Authors:
; ;
Publication Date:
Research Org.:
Sandia National Lab. (SNL-NM), Albuquerque, NM (United States)
Sponsoring Org.:
USDOE National Nuclear Security Administration (NNSA)
OSTI Identifier:
1562367
Report Number(s):
SAND2019-10713
679282
DOE Contract Number:  
AC04-94AL85000
Resource Type:
Technical Report
Country of Publication:
United States
Language:
English

Citation Formats

Weiss, Chester Joseph, Beskardes, Gungor Didem, and van Bloemen Waanders, Bart G. Prediction and Inference of Multi-scale Electrical Properties of Geomaterials.. United States: N. p., 2019. Web. doi:10.2172/1562367.
Weiss, Chester Joseph, Beskardes, Gungor Didem, & van Bloemen Waanders, Bart G. Prediction and Inference of Multi-scale Electrical Properties of Geomaterials.. United States. doi:10.2172/1562367.
Weiss, Chester Joseph, Beskardes, Gungor Didem, and van Bloemen Waanders, Bart G. Sun . "Prediction and Inference of Multi-scale Electrical Properties of Geomaterials.". United States. doi:10.2172/1562367. https://www.osti.gov/servlets/purl/1562367.

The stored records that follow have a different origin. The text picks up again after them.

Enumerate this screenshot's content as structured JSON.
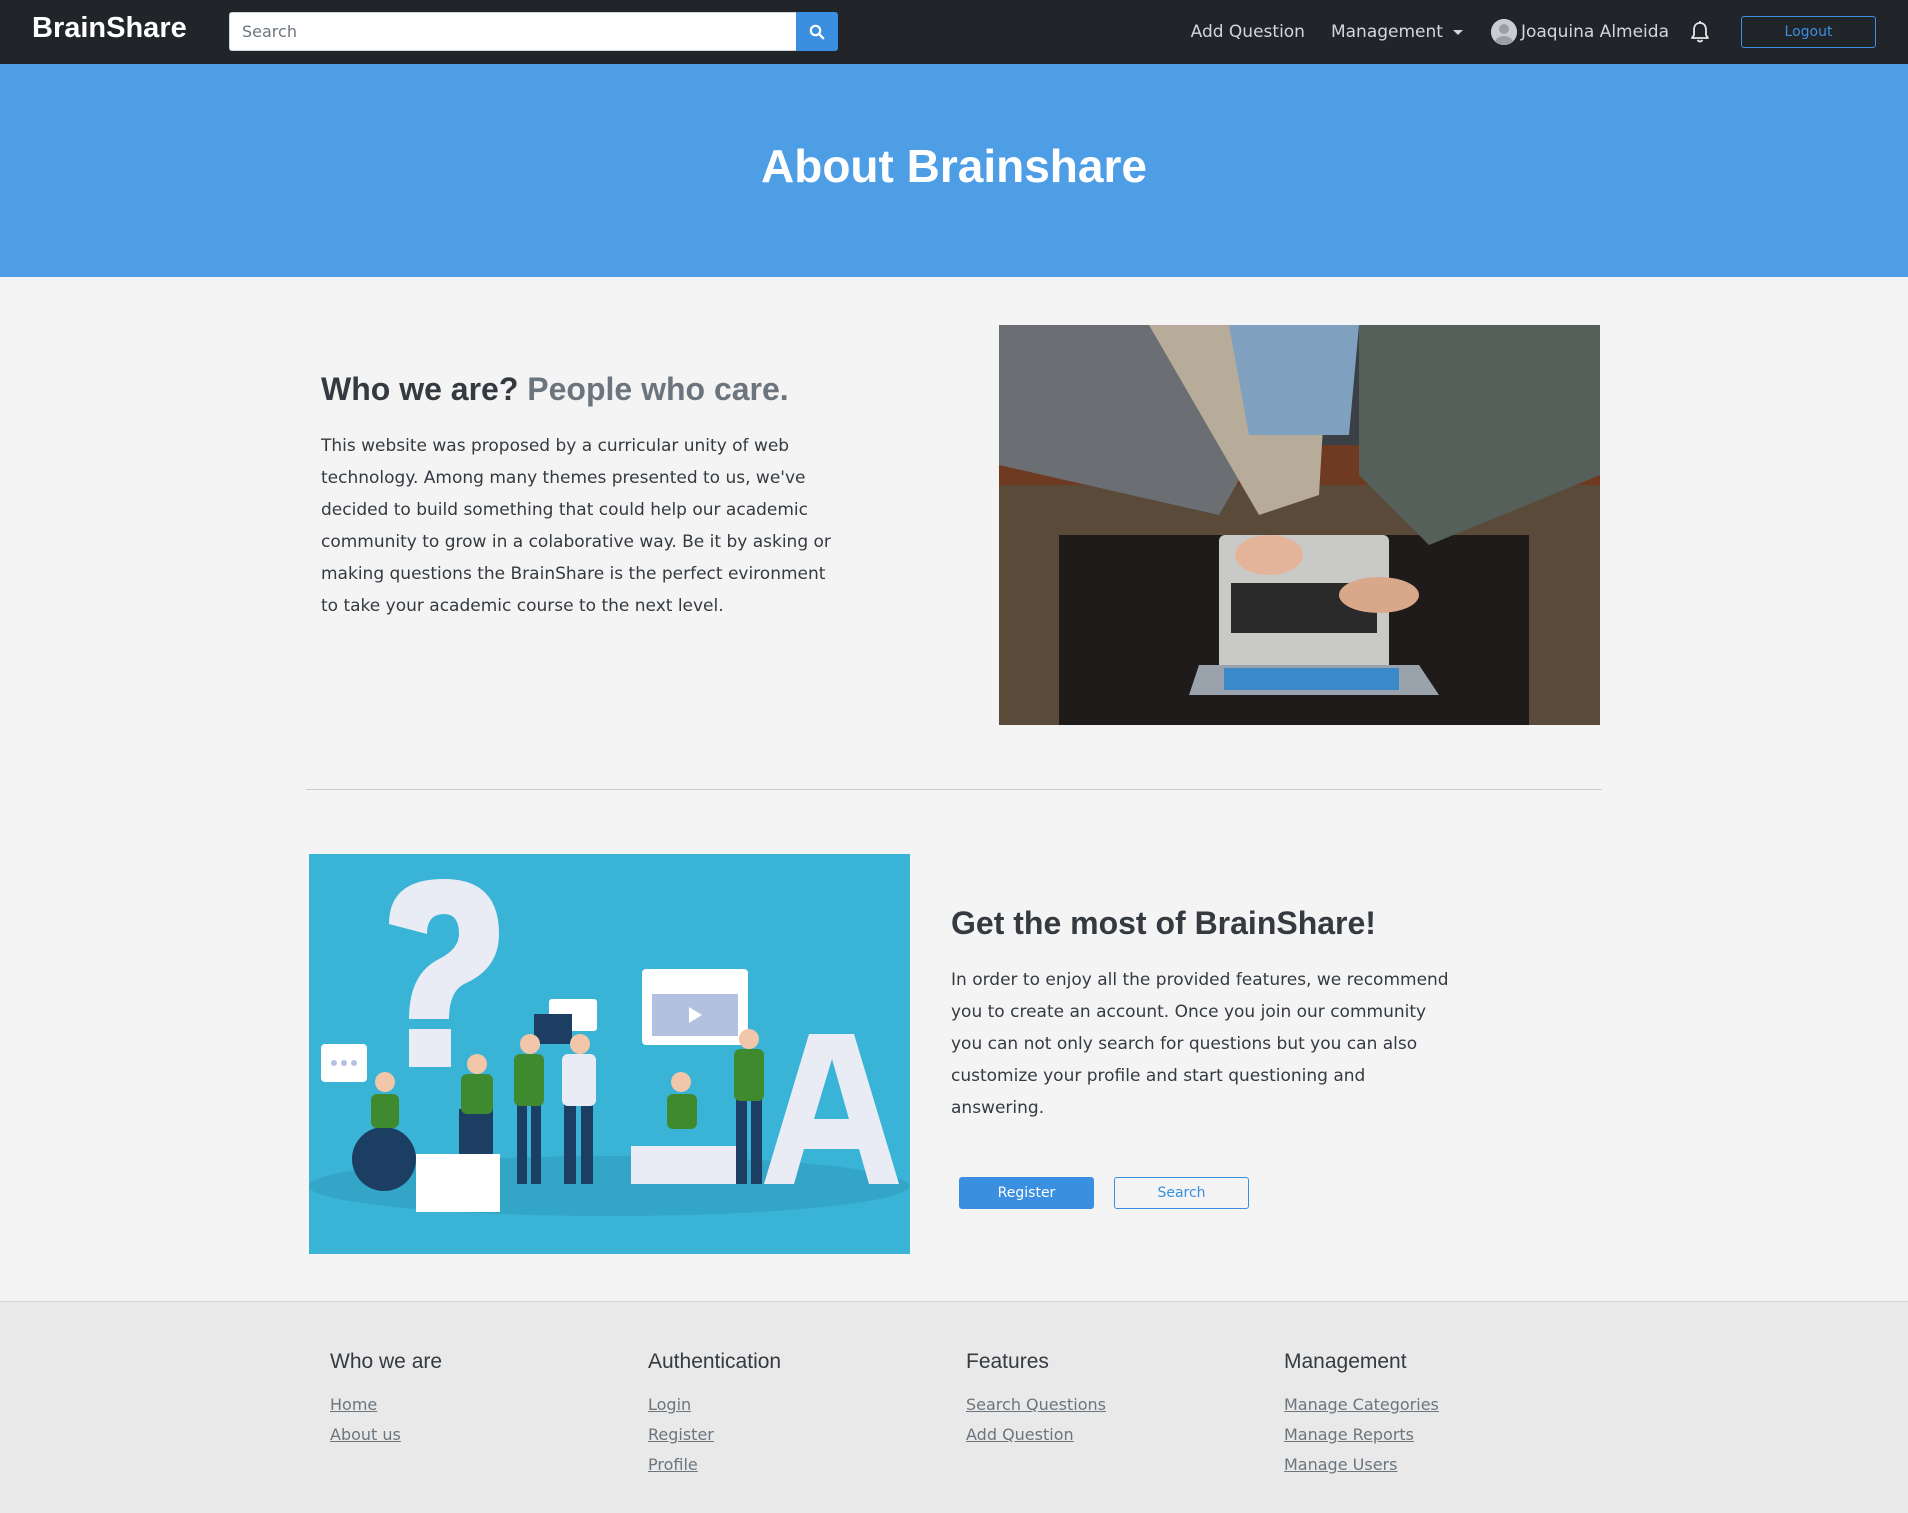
{
  "navbar": {
    "brand": "BrainShare",
    "search_placeholder": "Search",
    "add_question": "Add Question",
    "management": "Management",
    "user_name": "Joaquina Almeida",
    "logout": "Logout"
  },
  "hero": {
    "title": "About Brainshare"
  },
  "who": {
    "heading": "Who we are?",
    "heading_muted": "People who care.",
    "text": "This website was proposed by a curricular unity of web technology. Among many themes presented to us, we've decided to build something that could help our academic community to grow in a colaborative way. Be it by asking or making questions the BrainShare is the perfect evironment to take your academic course to the next level."
  },
  "most": {
    "heading": "Get the most of BrainShare!",
    "text": "In order to enjoy all the provided features, we recommend you to create an account. Once you join our community you can not only search for questions but you can also customize your profile and start questioning and answering.",
    "register": "Register",
    "search": "Search"
  },
  "footer": {
    "cols": [
      {
        "title": "Who we are",
        "links": [
          "Home",
          "About us"
        ]
      },
      {
        "title": "Authentication",
        "links": [
          "Login",
          "Register",
          "Profile"
        ]
      },
      {
        "title": "Features",
        "links": [
          "Search Questions",
          "Add Question"
        ]
      },
      {
        "title": "Management",
        "links": [
          "Manage Categories",
          "Manage Reports",
          "Manage Users"
        ]
      }
    ]
  },
  "colors": {
    "navbar_bg": "#212529",
    "hero_bg": "#4e9ee6",
    "accent": "#3b8fe0",
    "page_bg": "#f4f4f4",
    "footer_bg": "#e9e9e9",
    "illustration_bg": "#3ab4d6"
  },
  "icons": [
    "search-icon",
    "caret-down-icon",
    "user-avatar-icon",
    "bell-icon"
  ]
}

@article{osti_1562367,
title = {Prediction and Inference of Multi-scale Electrical Properties of Geomaterials.},
author = {Weiss, Chester Joseph and Beskardes, Gungor Didem and van Bloemen Waanders, Bart G.},
abstractNote = {Motivated by the need for improved forward modeling and inversion capabilities of geophysical response in geologic settings whose fine--scale features demand accountability, this project describes two novel approaches which advance the current state of the art. First is a hierarchical material properties representation for finite element analysis whereby material properties can be perscribed on volumetric elements, in addition to their facets and edges. Hence, thin or fine--scaled features can be economically represented by small numbers of connected edges or facets, rather than 10's of millions of very small volumetric elements. Examples of this approach are drawn from oilfield and near--surface geophysics where, for example, electrostatic response of metallic infastructure or fracture swarms is easily calculable on a laptop computer with an estimated reduction in resource allocation by 4 orders of magnitude over traditional methods. Second is a first-ever solution method for the space--fractional Helmholtz equation in geophysical electromagnetics, accompanied by newly--found magnetotelluric evidence supporting a fractional calculus representation of multi-scale geomaterials. Whereas these two achievements are significant in themselves, a clear understanding the intermediate length scale where these two endmember viewpoints must converge remains unresolved and is a natural direction for future research. Additionally, an explicit mapping from a known multi-scale geomaterial model to its equivalent fractional calculus representation proved beyond the scope of the present research and, similarly, remains fertile ground for future exploration.},
doi = {10.2172/1562367},
journal = {},
number = ,
volume = ,
place = {United States},
year = {2019},
month = {9}
}